Results are mixed at first. On the good side, Lo Mang is taking care of the adds pretty easily, and they’re not putting much damage on him. On the flip side, Dougie not only gets dropped, but then I arguably play it too cautious and fail a flat check to apply Battle Medicine to him. We’re at a point where things could go either way: if we can get Dougie up, it mostly becomes a 4-v-1 pinata party, but if the bugbear can get into us squishies, we may need to send someone running for the theoretical cavalry waiting outside.
And then, I finally get a big round where all my tricks come together, and it almost singlehandedly takes Kepse out of the fight. My first ever cast of Color Spray puts Kepse on her heels (stunned and blind), and then a successful fight and a dose of spider venom applies a d10 of damage every round.. above-and-beyond making her flat-footed to everyone for the foreseeable future. Which is… however long it takes Dougie to get back onto his feet and smack her out of the fight for good.
At this point, the momentum swings for good. We go through another round of combat… and when the wheel comes back to me… I don’t know if it’s meta-gamey, or just acknowledging the swing in the action – consider that he just missed me three times and then I critted him — but since Kepse was described in our mission briefing as the “bodyguard”, I figured maybe this “boss” isn’t that great a fighter and might surrender if we offer him the chance. So… offer made… and after a final encouraging zap from Gomez, he accepts. Victory!
That doesn’t mean the overall is totally over. There are several rooms that haven’t been explored yet, and this guy isn’t the named boss (Pierson Droan) with the “interesting globe” in his office. Nor have we found any proof of the smuggling that’s going on… if you want to get technical. But this fight was at least taxing enough we’ll take a real short rest before tackling the rest of the complex. Gotta at least slap some duct tape on Dougie’s wounds.

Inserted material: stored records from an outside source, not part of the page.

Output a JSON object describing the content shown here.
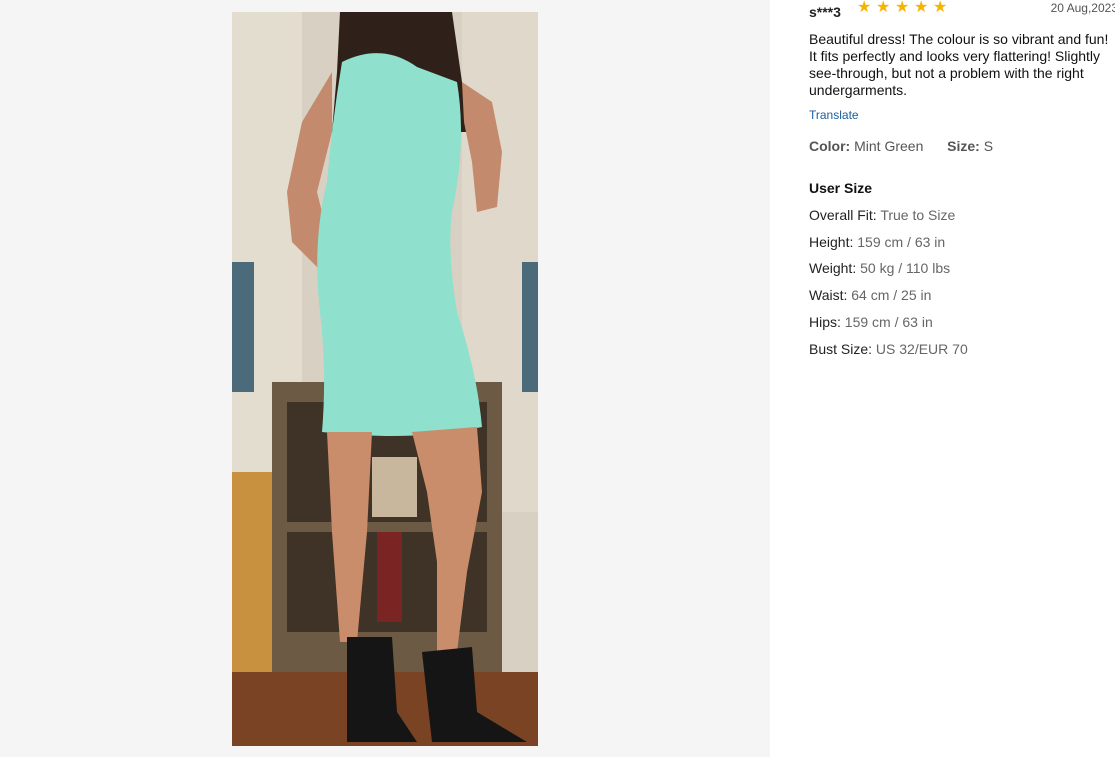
{
  "review": {
    "reviewer": "s***3",
    "rating": 5,
    "date": "20 Aug,2023",
    "text": "Beautiful dress! The colour is so vibrant and fun! It fits perfectly and looks very flattering! Slightly see-through, but not a problem with the right undergarments.",
    "translate_label": "Translate",
    "color_label": "Color:",
    "color_value": "Mint Green",
    "size_label": "Size:",
    "size_value": "S"
  },
  "user_size": {
    "title": "User Size",
    "rows": [
      {
        "label": "Overall Fit:",
        "value": "True to Size"
      },
      {
        "label": "Height:",
        "value": "159 cm / 63 in"
      },
      {
        "label": "Weight:",
        "value": "50 kg / 110 lbs"
      },
      {
        "label": "Waist:",
        "value": "64 cm / 25 in"
      },
      {
        "label": "Hips:",
        "value": "159 cm / 63 in"
      },
      {
        "label": "Bust Size:",
        "value": "US 32/EUR 70"
      }
    ]
  },
  "colors": {
    "star": "#f5b400",
    "link": "#1a5fa0",
    "panel_bg": "#f5f5f5",
    "dress": "#8fe0cc"
  },
  "icons": {
    "star": "star-icon"
  }
}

And I guess that’s where we’ll pick it up next week. As always, feel free to drop by our Discord channel and let us know what you think of the show. Thanks for listening and we’ll see you next week.